## WHAT THE TASK REQUIRES
Each line of the data that mentions the string "JSON" needs to be identified and copied.

App and web page records
BEGIN

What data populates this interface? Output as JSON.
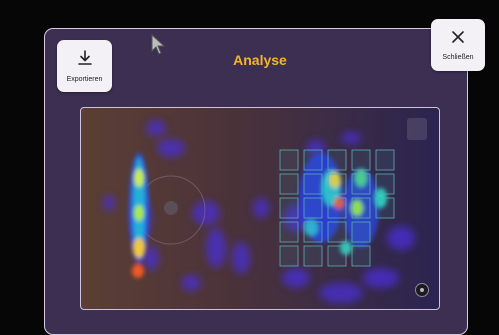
{
  "toolbar": {
    "export_label": "Exportieren",
    "close_label": "Schließen"
  },
  "dialog": {
    "title": "Analyse"
  },
  "colors": {
    "title": "#f5b52a",
    "panel": "#3c2f52",
    "button_bg": "#f3f1f5"
  },
  "icons": {
    "export": "download-icon",
    "close": "close-icon",
    "cursor": "cursor-icon"
  }
}
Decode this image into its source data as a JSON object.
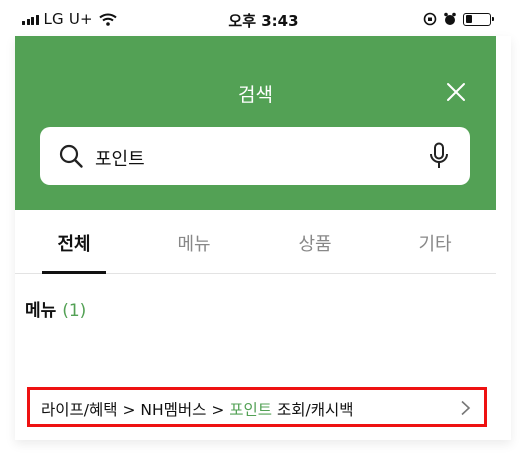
{
  "status_bar": {
    "carrier": "LG U+",
    "time": "오후 3:43"
  },
  "header": {
    "title": "검색",
    "close_icon": "close-icon"
  },
  "search": {
    "value": "포인트",
    "search_icon": "search-icon",
    "mic_icon": "microphone-icon"
  },
  "tabs": [
    {
      "label": "전체",
      "active": true
    },
    {
      "label": "메뉴",
      "active": false
    },
    {
      "label": "상품",
      "active": false
    },
    {
      "label": "기타",
      "active": false
    }
  ],
  "results": {
    "section_label": "메뉴",
    "section_count": "(1)",
    "items": [
      {
        "path_prefix": "라이프/혜택 > NH멤버스 > ",
        "highlight": "포인트",
        "path_suffix": " 조회/캐시백"
      }
    ]
  },
  "colors": {
    "brand_green": "#53a155",
    "highlight_box": "#ee1111"
  }
}
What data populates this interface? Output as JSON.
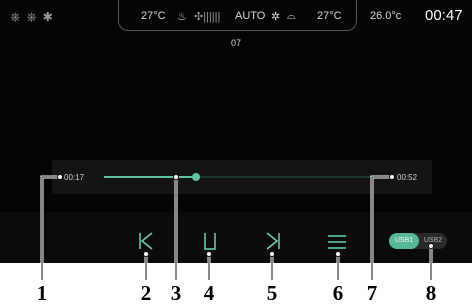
{
  "status": {
    "left_icons": [
      "usb-icon",
      "usb-icon",
      "bluetooth-icon"
    ],
    "climate_left_temp": "27°C",
    "climate_mode": "AUTO",
    "climate_right_temp": "27°C",
    "outside_temp": "26.0°c",
    "clock": "00:47"
  },
  "player": {
    "track_number": "07",
    "elapsed": "00:17",
    "total": "00:52",
    "progress": 0.33
  },
  "controls": {
    "usb1_label": "USB1",
    "usb2_label": "USB2",
    "icons": [
      "previous-icon",
      "pause-icon",
      "next-icon",
      "playlist-icon"
    ]
  },
  "callouts": [
    "1",
    "2",
    "3",
    "4",
    "5",
    "6",
    "7",
    "8"
  ],
  "colors": {
    "accent": "#5cc3a1",
    "background": "#040404"
  }
}
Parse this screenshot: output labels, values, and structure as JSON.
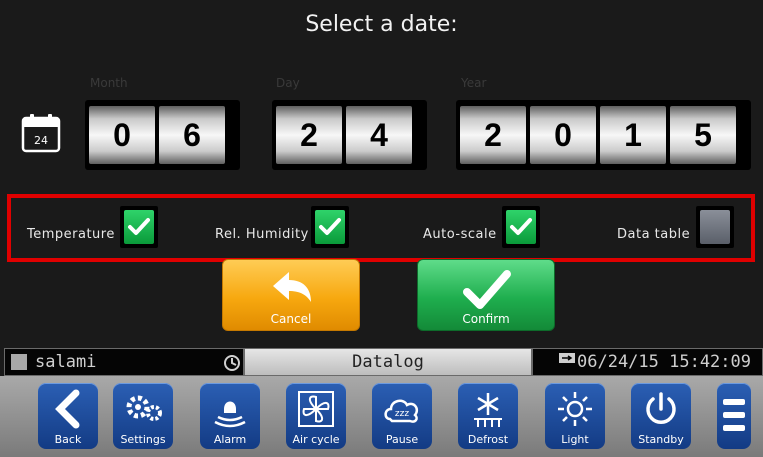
{
  "title": "Select a date:",
  "date": {
    "month_label": "Month",
    "day_label": "Day",
    "year_label": "Year",
    "calendar_day": "24",
    "month_digits": [
      "0",
      "6"
    ],
    "day_digits": [
      "2",
      "4"
    ],
    "year_digits": [
      "2",
      "0",
      "1",
      "5"
    ]
  },
  "options": {
    "temperature": {
      "label": "Temperature",
      "checked": true
    },
    "humidity": {
      "label": "Rel. Humidity",
      "checked": true
    },
    "autoscale": {
      "label": "Auto-scale",
      "checked": true
    },
    "datatable": {
      "label": "Data table",
      "checked": false
    }
  },
  "buttons": {
    "cancel": "Cancel",
    "confirm": "Confirm"
  },
  "status": {
    "device": "salami",
    "screen": "Datalog",
    "datetime": "06/24/15 15:42:09"
  },
  "toolbar": {
    "back": "Back",
    "settings": "Settings",
    "alarm": "Alarm",
    "aircycle": "Air cycle",
    "pause": "Pause",
    "defrost": "Defrost",
    "light": "Light",
    "standby": "Standby"
  },
  "colors": {
    "highlight": "#e00000",
    "check": "#1fb84f",
    "cancel": "#f7a80f",
    "confirm": "#1fae4e",
    "toolbar_button": "#1f4ea0"
  }
}
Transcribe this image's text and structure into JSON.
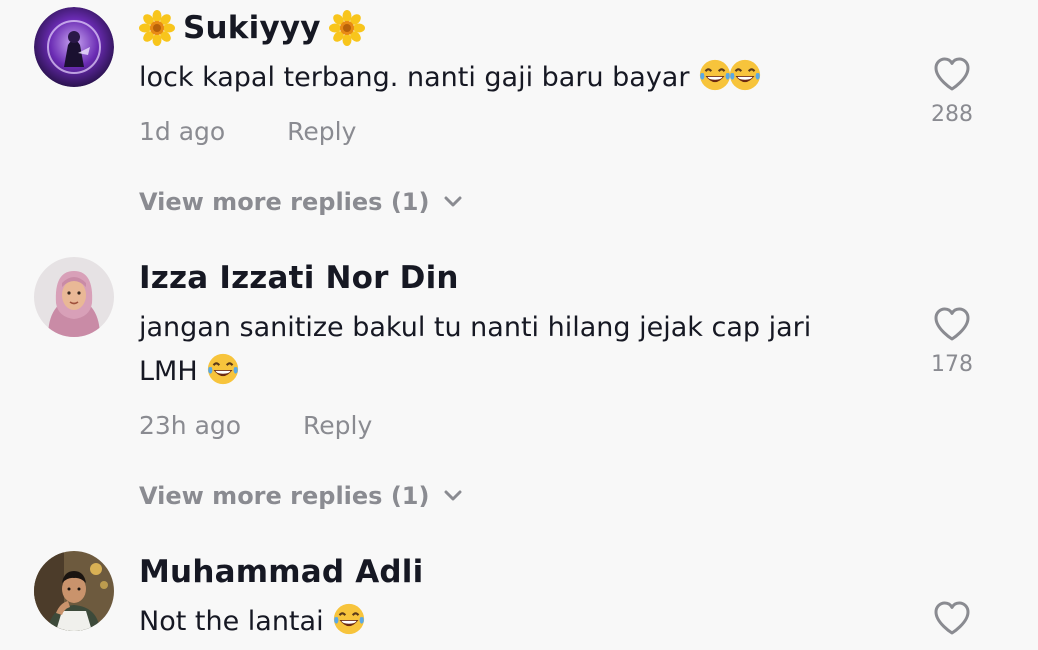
{
  "comments": [
    {
      "username": "Sukiyyy",
      "username_decoration": "sunflower-emoji",
      "text": "lock kapal terbang. nanti gaji baru bayar",
      "emoji_suffix": [
        "joy-emoji",
        "joy-emoji"
      ],
      "time": "1d ago",
      "reply_label": "Reply",
      "likes": "288",
      "view_more": "View more replies (1)"
    },
    {
      "username": "Izza Izzati Nor Din",
      "text_line1": "jangan sanitize bakul tu nanti hilang jejak cap jari",
      "text_line2": "LMH",
      "emoji_suffix": [
        "joy-emoji"
      ],
      "time": "23h ago",
      "reply_label": "Reply",
      "likes": "178",
      "view_more": "View more replies (1)"
    },
    {
      "username": "Muhammad Adli",
      "text": "Not the lantai",
      "emoji_suffix": [
        "joy-emoji"
      ]
    }
  ],
  "colors": {
    "background": "#f8f8f8",
    "primary_text": "#161823",
    "secondary_text": "#8a8b91"
  },
  "icons": [
    "heart-outline-icon",
    "chevron-down-icon",
    "sunflower-emoji",
    "joy-emoji"
  ]
}
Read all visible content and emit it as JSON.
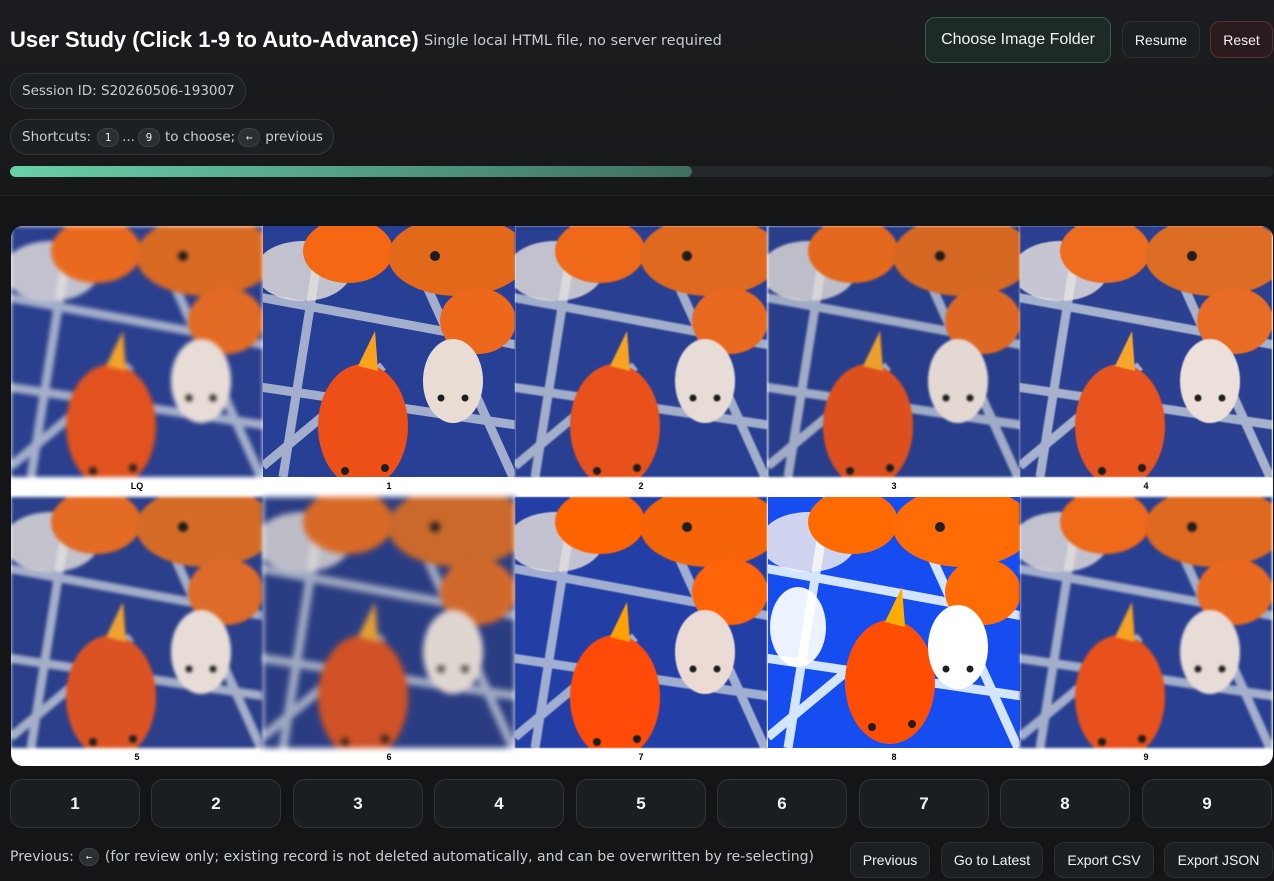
{
  "header": {
    "title": "User Study (Click 1-9 to Auto-Advance)",
    "subtitle": "Single local HTML file, no server required",
    "choose_folder_label": "Choose Image Folder",
    "resume_label": "Resume",
    "reset_label": "Reset",
    "session_label": "Session ID: S20260506-193007",
    "shortcuts": {
      "prefix": "Shortcuts:",
      "key_first": "1",
      "ellipsis": "...",
      "key_last": "9",
      "middle": "to choose;",
      "key_prev": "←",
      "suffix": "previous"
    },
    "progress_fraction": 0.54
  },
  "grid": {
    "captions": [
      "LQ",
      "1",
      "2",
      "3",
      "4",
      "5",
      "6",
      "7",
      "8",
      "9"
    ]
  },
  "choices": [
    "1",
    "2",
    "3",
    "4",
    "5",
    "6",
    "7",
    "8",
    "9"
  ],
  "footer": {
    "previous_prefix": "Previous:",
    "previous_key": "←",
    "note": "(for review only; existing record is not deleted automatically, and can be overwritten by re-selecting)",
    "previous_label": "Previous",
    "latest_label": "Go to Latest",
    "export_csv_label": "Export CSV",
    "export_json_label": "Export JSON"
  },
  "colors": {
    "accent": "#69d0a9",
    "background": "#131517",
    "danger_border": "#5a2e34"
  }
}
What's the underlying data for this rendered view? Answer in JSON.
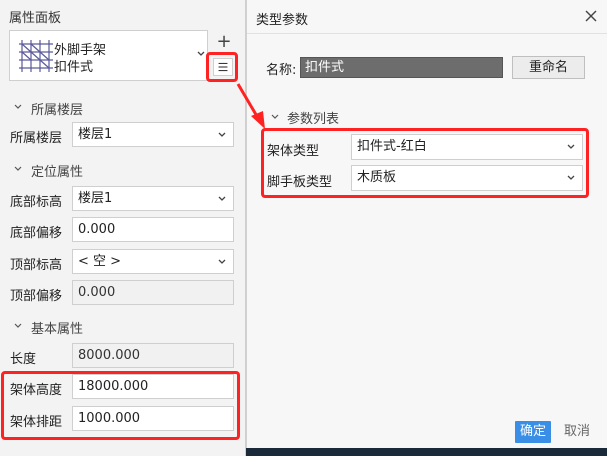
{
  "panel": {
    "title": "属性面板",
    "type_name_line1": "外脚手架",
    "type_name_line2": "扣件式",
    "add_label": "+",
    "sections": [
      {
        "label": "所属楼层"
      },
      {
        "label": "定位属性"
      },
      {
        "label": "基本属性"
      }
    ],
    "floor": {
      "label": "所属楼层",
      "value": "楼层1"
    },
    "base_level": {
      "label": "底部标高",
      "value": "楼层1"
    },
    "base_offset": {
      "label": "底部偏移",
      "value": "0.000"
    },
    "top_level": {
      "label": "顶部标高",
      "value": "< 空 >"
    },
    "top_offset": {
      "label": "顶部偏移",
      "value": "0.000"
    },
    "length": {
      "label": "长度",
      "value": "8000.000"
    },
    "frame_height": {
      "label": "架体高度",
      "value": "18000.000"
    },
    "frame_spacing": {
      "label": "架体排距",
      "value": "1000.000"
    }
  },
  "dialog": {
    "title": "类型参数",
    "name_label": "名称:",
    "name_value": "扣件式",
    "rename_label": "重命名",
    "param_list_label": "参数列表",
    "params": [
      {
        "label": "架体类型",
        "value": "扣件式-红白"
      },
      {
        "label": "脚手板类型",
        "value": "木质板"
      }
    ],
    "ok_label": "确定",
    "cancel_label": "取消"
  },
  "colors": {
    "highlight": "#ff2222",
    "primary_button": "#3a8ee6",
    "name_field_bg": "#6d6d6d"
  }
}
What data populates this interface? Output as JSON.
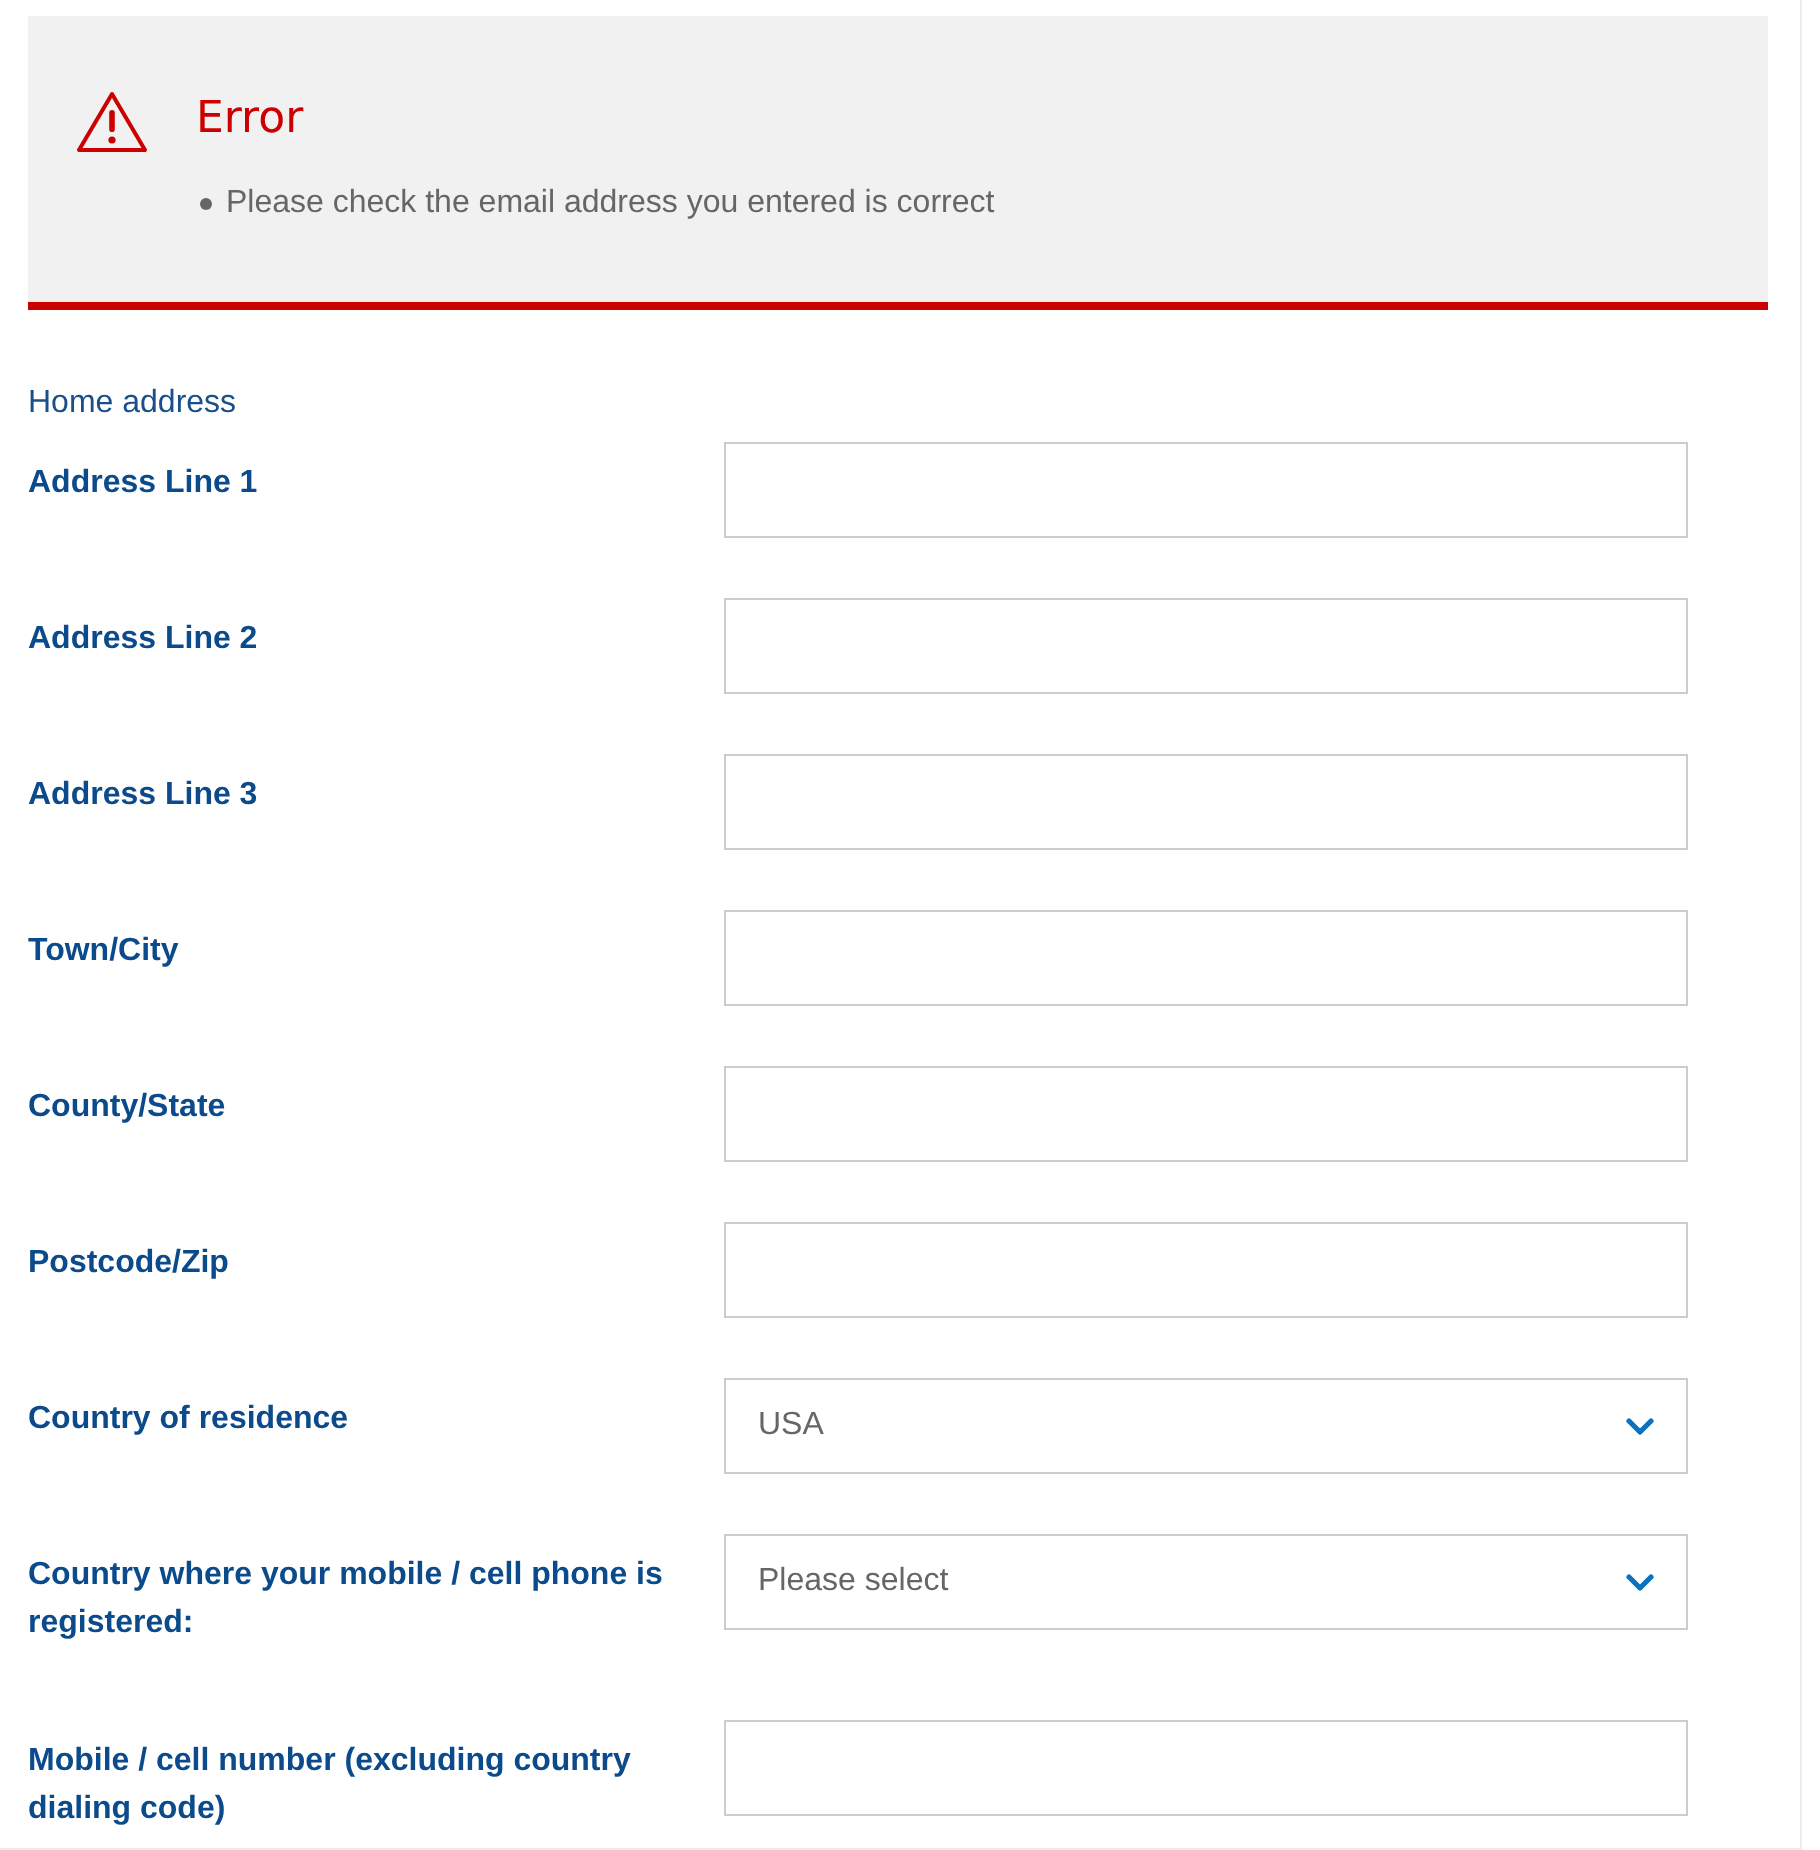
{
  "error_panel": {
    "title": "Error",
    "messages": [
      "Please check the email address you entered is correct"
    ]
  },
  "section_title": "Home address",
  "fields": [
    {
      "kind": "text",
      "label": "Address Line 1"
    },
    {
      "kind": "text",
      "label": "Address Line 2"
    },
    {
      "kind": "text",
      "label": "Address Line 3"
    },
    {
      "kind": "text",
      "label": "Town/City"
    },
    {
      "kind": "text",
      "label": "County/State"
    },
    {
      "kind": "text",
      "label": "Postcode/Zip"
    },
    {
      "kind": "select",
      "label": "Country of residence",
      "value": "USA"
    },
    {
      "kind": "select",
      "label": "Country where your mobile / cell phone is registered:",
      "placeholder": "Please select"
    },
    {
      "kind": "text",
      "label": "Mobile / cell number (excluding country dialing code)"
    }
  ]
}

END

## RESULT OF THIS TASK
What data populates this interface? Output as JSON.
Decode this image into its source data as a JSON object.
What data populates this interface? Output as JSON.
Parse this screenshot: output labels, values, and structure as JSON.
Transcribe this image's text and structure into JSON.
Read all visible content and emit it as JSON.
    "export_json_label": "Export JSON"
What's the underlying data for this rendered view? Answer in JSON.
What data populates this interface? Output as JSON.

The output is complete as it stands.